[anvplayer video=”5174336″ station=”998128″]

(ABC 6 News)) – The Med City Marathon is set to take place on May 13. The race marks one man’s return to Rochester after battling a terrifying illness – flesh-eating bacteria.

Chris Gordon is a life-long runner who one day in 2015 scratched his arm on his garage door. He contracted flesh-eating bacteria.

“That’s the last thing I thought was ‘Oh I’m going to die from this.’ At one point I had a 30% chance at survival,” Chris Gordon said.

However, looking at the way Gordon runs now, you wouldn’t believe it.

Eight years go he had a swollen arm, a 5-day coma, two months in the hospital, reconstructive surgery and almost $1,000,000 in medical bills. Yet, Gordon still counts himself a lucky man.

“There is positivity anywhere you are,” he says.

“The community support really was very helpful in moving forward,” added Gordon’s wife, Becky.

As Gordon gears up for the Med City Marathon, his family reflects on what it was like to see him in the hospital.

“It’s just amazing. When we remember what it was like when he could just barely turn his head or move in the hospital and now he’s out there running for 26 miles at a shot,” said Gordon’s father-in-law Bill.

Gordon got out of the hospital and and went straight on to a treadmill – training for months. He started racing again. This is his first time running the Med CityMarathon since his stay at Mayo Clinic nearly 10 years ago.

For Gordon,, the marathon is also a big thank you. He has gratitude and appreciation to the Mayo Clinic staff that literally, and figuratively, made Gordon the man he is today.

“You know, yes they’re professional. They work at Mayo. But they also went out of their way to become friends of mine,” Gordon explained.

Going forward, Gordon says he’s running head-first into his future as a happy, healthy man. Pushing himself to be better and encouraging those around him to do the same.

“This is what you did. You affected my life in such a way that I can push myself to be the best version of myself.”

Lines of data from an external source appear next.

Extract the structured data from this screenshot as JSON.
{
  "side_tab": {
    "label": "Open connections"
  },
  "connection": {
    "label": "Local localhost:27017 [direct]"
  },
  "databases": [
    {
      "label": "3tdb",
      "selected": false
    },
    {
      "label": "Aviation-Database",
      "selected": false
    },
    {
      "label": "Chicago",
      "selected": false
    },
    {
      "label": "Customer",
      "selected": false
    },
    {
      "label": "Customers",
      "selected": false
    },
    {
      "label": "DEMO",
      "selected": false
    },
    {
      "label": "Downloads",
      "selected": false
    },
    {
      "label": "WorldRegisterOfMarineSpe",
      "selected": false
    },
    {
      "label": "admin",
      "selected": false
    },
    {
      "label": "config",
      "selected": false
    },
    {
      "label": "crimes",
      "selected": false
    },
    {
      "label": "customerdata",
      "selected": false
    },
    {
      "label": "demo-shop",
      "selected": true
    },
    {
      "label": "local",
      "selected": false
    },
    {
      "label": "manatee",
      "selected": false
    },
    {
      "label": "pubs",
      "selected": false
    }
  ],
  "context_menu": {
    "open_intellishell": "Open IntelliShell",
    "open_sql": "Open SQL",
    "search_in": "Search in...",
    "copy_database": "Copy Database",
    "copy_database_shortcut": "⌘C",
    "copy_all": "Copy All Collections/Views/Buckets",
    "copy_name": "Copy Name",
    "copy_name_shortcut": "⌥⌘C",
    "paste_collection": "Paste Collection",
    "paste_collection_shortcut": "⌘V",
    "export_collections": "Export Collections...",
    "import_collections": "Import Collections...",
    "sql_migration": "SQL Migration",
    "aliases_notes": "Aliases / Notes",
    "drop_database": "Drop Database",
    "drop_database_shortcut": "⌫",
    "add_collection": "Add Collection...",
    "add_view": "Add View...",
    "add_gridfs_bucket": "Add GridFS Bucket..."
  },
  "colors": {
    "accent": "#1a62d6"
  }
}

Now he takes his story around to local schools to remind people to always look for things to be grateful for, and to push students to be the best they can be.